Where do you find this form of treatment of heart attack?

Most of the tertiary hospitals in Singapore have the capabilities of doing an acute coronary angiogram and clot aspiration followed by deployment of coronary stent(s). This will include the following:

In the private sector:

1. Gleneagles Hospital
2. Mt Elizabeth Hospital
3. Mt Elizabeth Novena (tentative date of opening, July 2012)
4. Raffles Medical Hospital
5. Mt Alvernia Hospital

Within the restructured hospital system:

1. Singapore General Hospital - Singapore Heart Centre
2. Changi General Hospital
3. National University Hospital
4. Tan Tock Seng Hospital
5. Khoo Teck Puat Hospital

How to prevent recurrent heart attacks?

As mentioned above the mechanism of a heart attack is due to the rupture of cholesterol plaque(s) within the coronary arteries that supply the heart.

Cholesterol plaques build up over many years. Studies have shown that cholesterol plaques build-up in the coronary arteries can begin as early as childhood and progress to adulthood.

The risk of developing cholesterol plaques in the coronary arteries are accelerated with the following coronary risk factors :

a. High blood pressure
b. High cholesterol
c. Diabetes mellitus
d. Obesity
e. Smoking

Medications should be given if the survived heart attack patient has the above associated risk conditions.

There should be regular follow-up with a heart specialist or a general practitioner to monitor the goal targets that are required. Importantly as far as cholesterol is concerned, the surrogate measurement is LDL i.e. the bad cholesterol.

This should go below between 70 to 80 mg/dl (once a patient has suffered a heart attack).

His/her blood pressure should be maintained at about 130/80 mmHg and he/she should be continuously on blood thinning medications that will include Aspirin as well as another blood thinning medication called Clopidogrel (some newer substitutes are also available).

This dual blood thinning medications should be continued between three to six months depending on the type of stent that was deployed.

Thereafter one of the blood thinning medications can be taken off and the patient should remain on at least one blood thinning medication for the rest of his or her life.

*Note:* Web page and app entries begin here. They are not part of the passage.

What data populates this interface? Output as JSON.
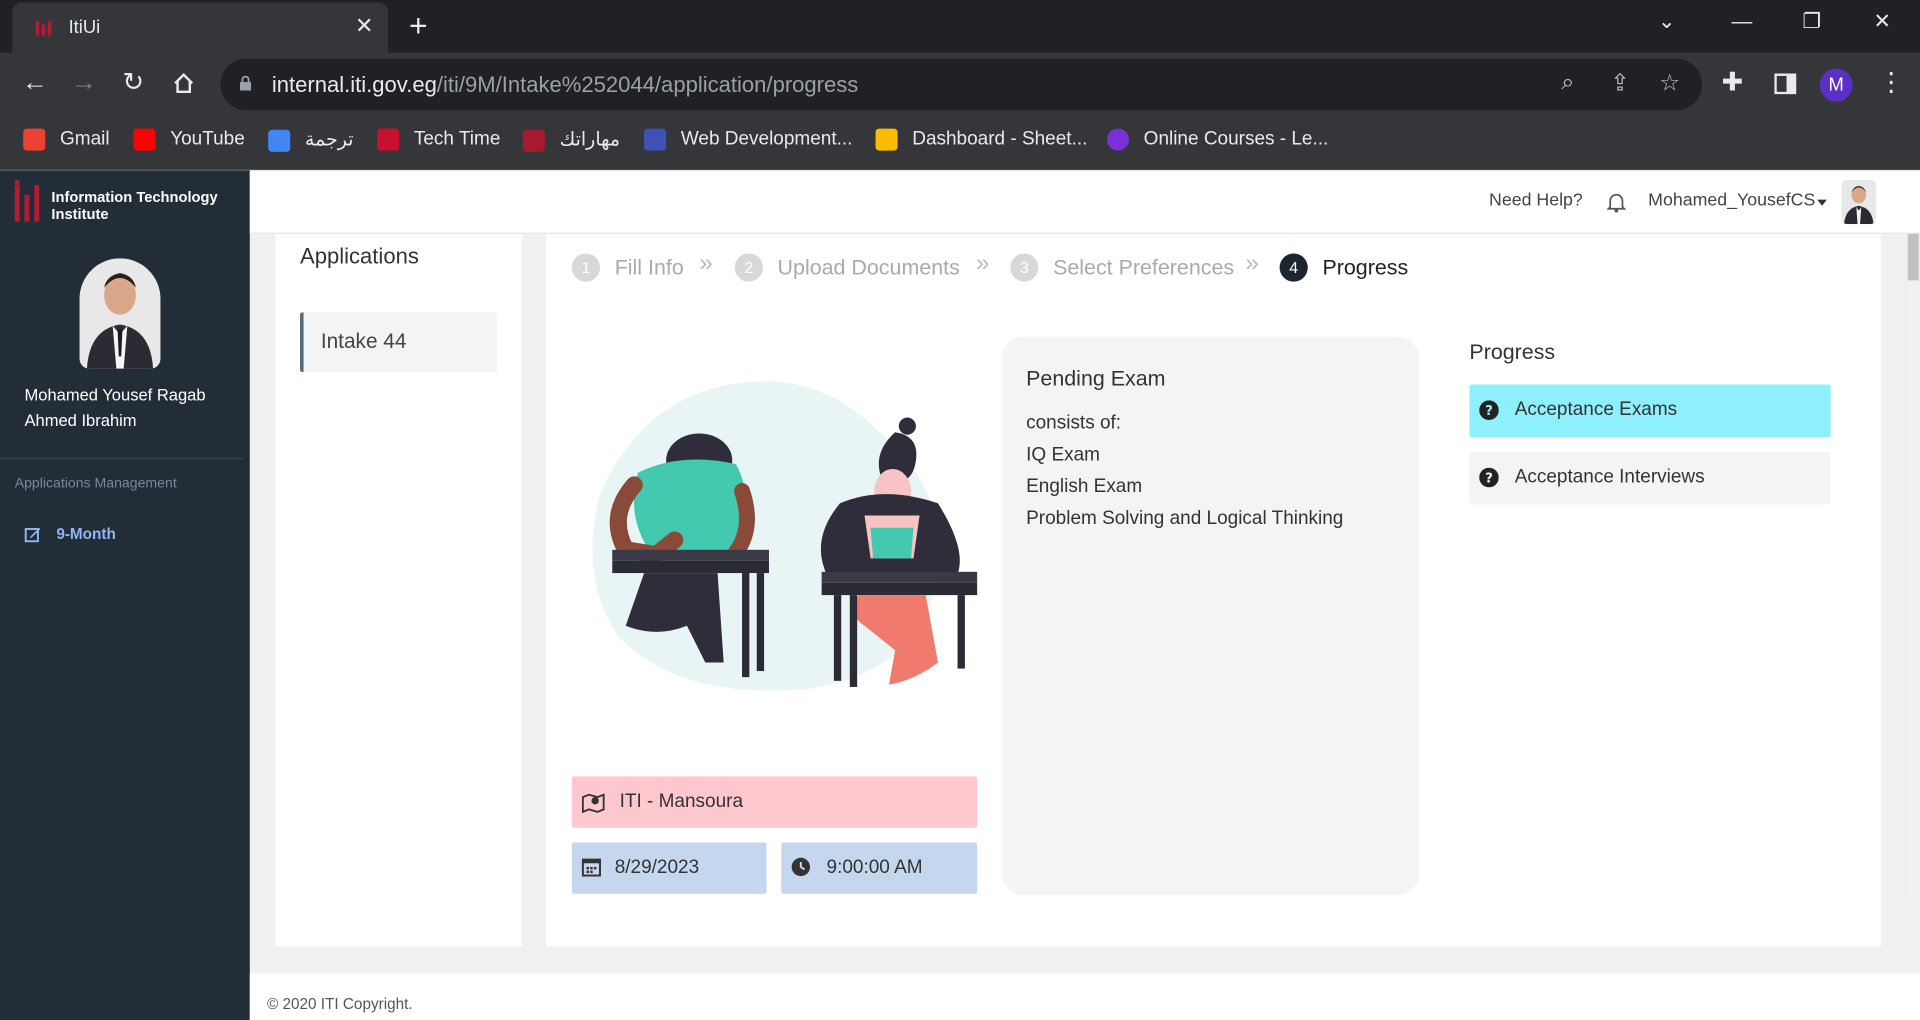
{
  "browser": {
    "tab_title": "ItiUi",
    "url_host": "internal.iti.gov.eg",
    "url_path": "/iti/9M/Intake%252044/application/progress",
    "profile_initial": "M"
  },
  "bookmarks": [
    {
      "label": "Gmail",
      "color": "#ea4335"
    },
    {
      "label": "YouTube",
      "color": "#ff0000"
    },
    {
      "label": "ترجمة",
      "color": "#4285f4"
    },
    {
      "label": "Tech Time",
      "color": "#c8102e"
    },
    {
      "label": "مهاراتك",
      "color": "#a6192e"
    },
    {
      "label": "Web Development...",
      "color": "#3f51b5"
    },
    {
      "label": "Dashboard - Sheet...",
      "color": "#fbbc04"
    },
    {
      "label": "Online Courses - Le...",
      "color": "#7b2fd6"
    }
  ],
  "sidebar": {
    "logo_line1": "Information Technology",
    "logo_line2": "Institute",
    "user_line1": "Mohamed Yousef Ragab",
    "user_line2": "Ahmed Ibrahim",
    "section": "Applications Management",
    "link": "9-Month"
  },
  "topnav": {
    "help": "Need Help?",
    "username": "Mohamed_YousefCS"
  },
  "applications": {
    "title": "Applications",
    "item": "Intake 44"
  },
  "steps": [
    {
      "num": "1",
      "label": "Fill Info"
    },
    {
      "num": "2",
      "label": "Upload Documents"
    },
    {
      "num": "3",
      "label": "Select Preferences"
    },
    {
      "num": "4",
      "label": "Progress"
    }
  ],
  "exam_info": {
    "location": "ITI - Mansoura",
    "date": "8/29/2023",
    "time": "9:00:00 AM"
  },
  "exam_card": {
    "title": "Pending Exam",
    "lines": [
      "consists of:",
      "IQ Exam",
      "English Exam",
      "Problem Solving and Logical Thinking"
    ]
  },
  "progress": {
    "title": "Progress",
    "items": [
      "Acceptance Exams",
      "Acceptance Interviews"
    ]
  },
  "footer": "© 2020 ITI Copyright."
}
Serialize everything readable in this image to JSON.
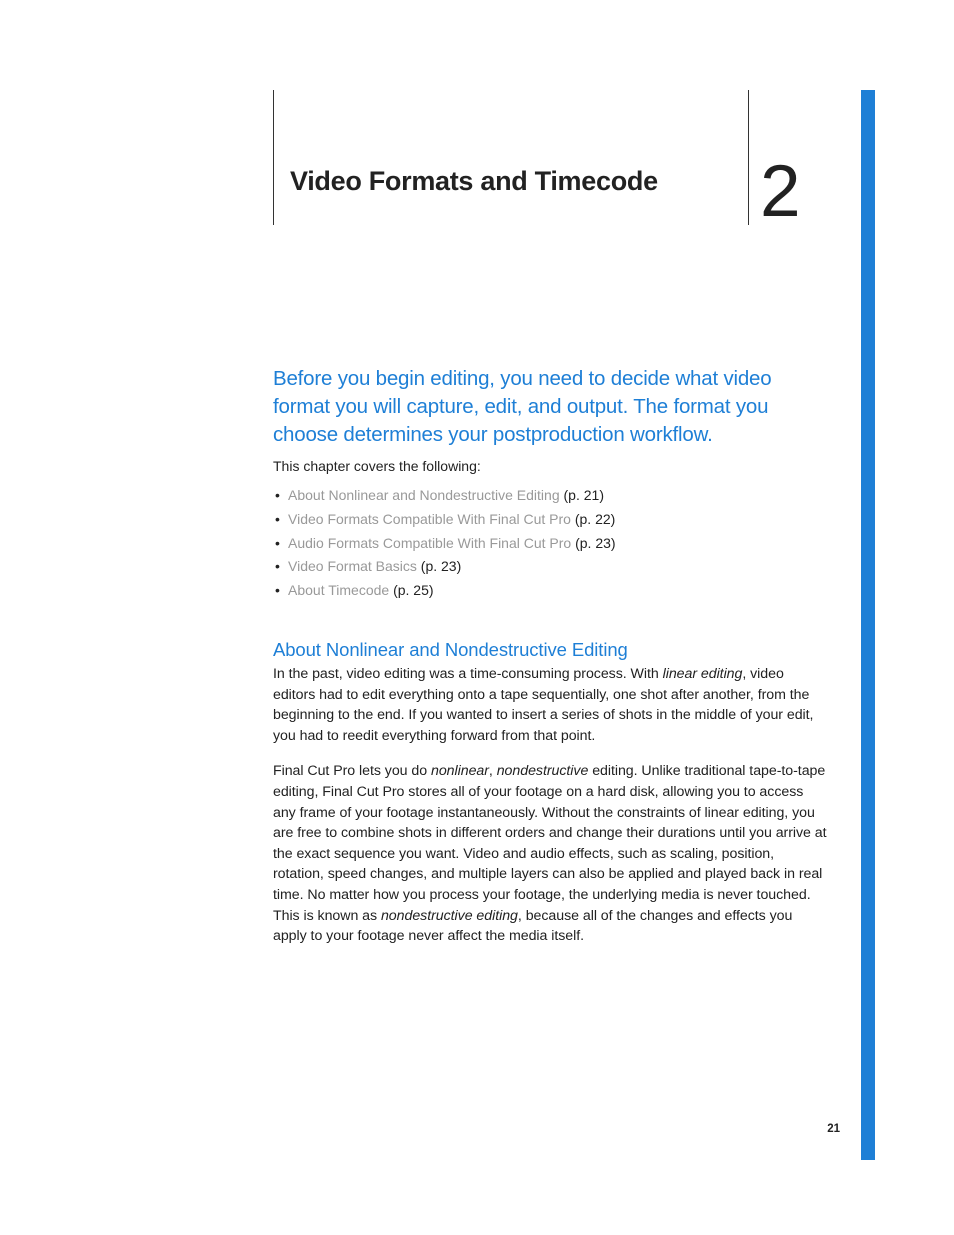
{
  "chapter": {
    "title": "Video Formats and Timecode",
    "number": "2"
  },
  "intro": "Before you begin editing, you need to decide what video format you will capture, edit, and output. The format you choose determines your postproduction workflow.",
  "covers_label": "This chapter covers the following:",
  "toc": [
    {
      "title": "About Nonlinear and Nondestructive Editing",
      "page": "(p. 21)"
    },
    {
      "title": "Video Formats Compatible With Final Cut Pro",
      "page": "(p. 22)"
    },
    {
      "title": "Audio Formats Compatible With Final Cut Pro",
      "page": "(p. 23)"
    },
    {
      "title": "Video Format Basics",
      "page": "(p. 23)"
    },
    {
      "title": "About Timecode",
      "page": "(p. 25)"
    }
  ],
  "section": {
    "heading": "About Nonlinear and Nondestructive Editing",
    "p1_a": "In the past, video editing was a time-consuming process. With ",
    "p1_i1": "linear editing",
    "p1_b": ", video editors had to edit everything onto a tape sequentially, one shot after another, from the beginning to the end. If you wanted to insert a series of shots in the middle of your edit, you had to reedit everything forward from that point.",
    "p2_a": "Final Cut Pro lets you do ",
    "p2_i1": "nonlinear",
    "p2_b": ", ",
    "p2_i2": "nondestructive",
    "p2_c": " editing. Unlike traditional tape-to-tape editing, Final Cut Pro stores all of your footage on a hard disk, allowing you to access any frame of your footage instantaneously. Without the constraints of linear editing, you are free to combine shots in different orders and change their durations until you arrive at the exact sequence you want. Video and audio effects, such as scaling, position, rotation, speed changes, and multiple layers can also be applied and played back in real time. No matter how you process your footage, the underlying media is never touched. This is known as ",
    "p2_i3": "nondestructive editing",
    "p2_d": ", because all of the changes and effects you apply to your footage never affect the media itself."
  },
  "page_number": "21"
}
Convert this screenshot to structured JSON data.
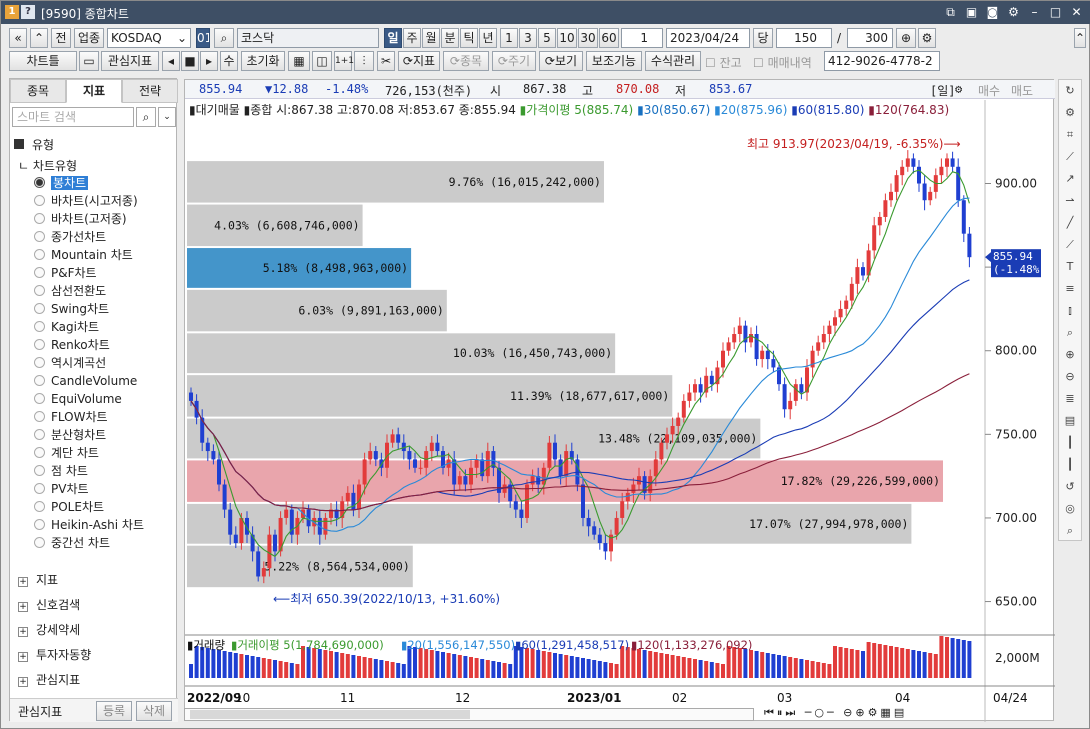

For the reduction of the LDL cholesterol, the most commonly used medication are the statins.

This must be dose-titrated to achieve the target level that has been described above.

Other important cardiac medications include angiotensin coverting enzymes inhibitors (ACEI) and beta-blockers.

Health goals

Obviously still the most important of all is to live a healthy lifestyle which will include proper balance and healthy diet and also cardiovascular exercises and weight reduction to ideal body mass index if the patient is overweight or obese.

Goals to achieve:

1. Maintain ideal body weight (BMI 18.5 to 24.9 kg/m2)
2. LDL-C < 70 mg/dl 3. BP = 130/80 mmHg
4. Healthy diet - low in cholesterol/trans fat and carbohydrates
5. Regular cardiovascular fitness exercise
6. Medications - Aspirin/clopidogrel/ statins/ACEI/betablocker
7. If diabetic - HbA1c 6.5 per cent to< 7 per cent (fasting blood sugar < 7.0 mmol/L or 126 mg/dl); ideally < 6.0 mmol/L or 108 mg/dl
8. Smoking cessation
9. De-stress programmes


Just 25 years ago, when a patient is seen at a hospital with a heart attack, the best that could be done was to put the patient in a comfortable, quiet room, give him or her morphine for pain and some medications to prevent dangerous irregular heart beats and "hope for the best".

Today treating a heart attack is all about speed.

Speed to get the patient to the cardiac cath lab, so that the clot that blocks the life-saving flow of blood can be "busted" by mechanical aspiration or drugs and deployment of stent (tiny flexible struts) to prop open the blood vessel and to restore normal blood flow.

Remember: A heart attack is a medical emergency.

It is of utmost importance to re-read table on page three on chest pain.

Remember that if chest pains last continuously for five minutes or longer and does not respond to nitroglycerin (if this medication has been prescribed for you), you must seek medical attention immediately.


Dr Peter YanThis article was contributed by Dr Peter Yan, Medical Director of Parkway Heart and Vascular Centre, and Consultant Cardiologist at Gleneagles, Mt Elizabeth and Mt E Novena Hospitals.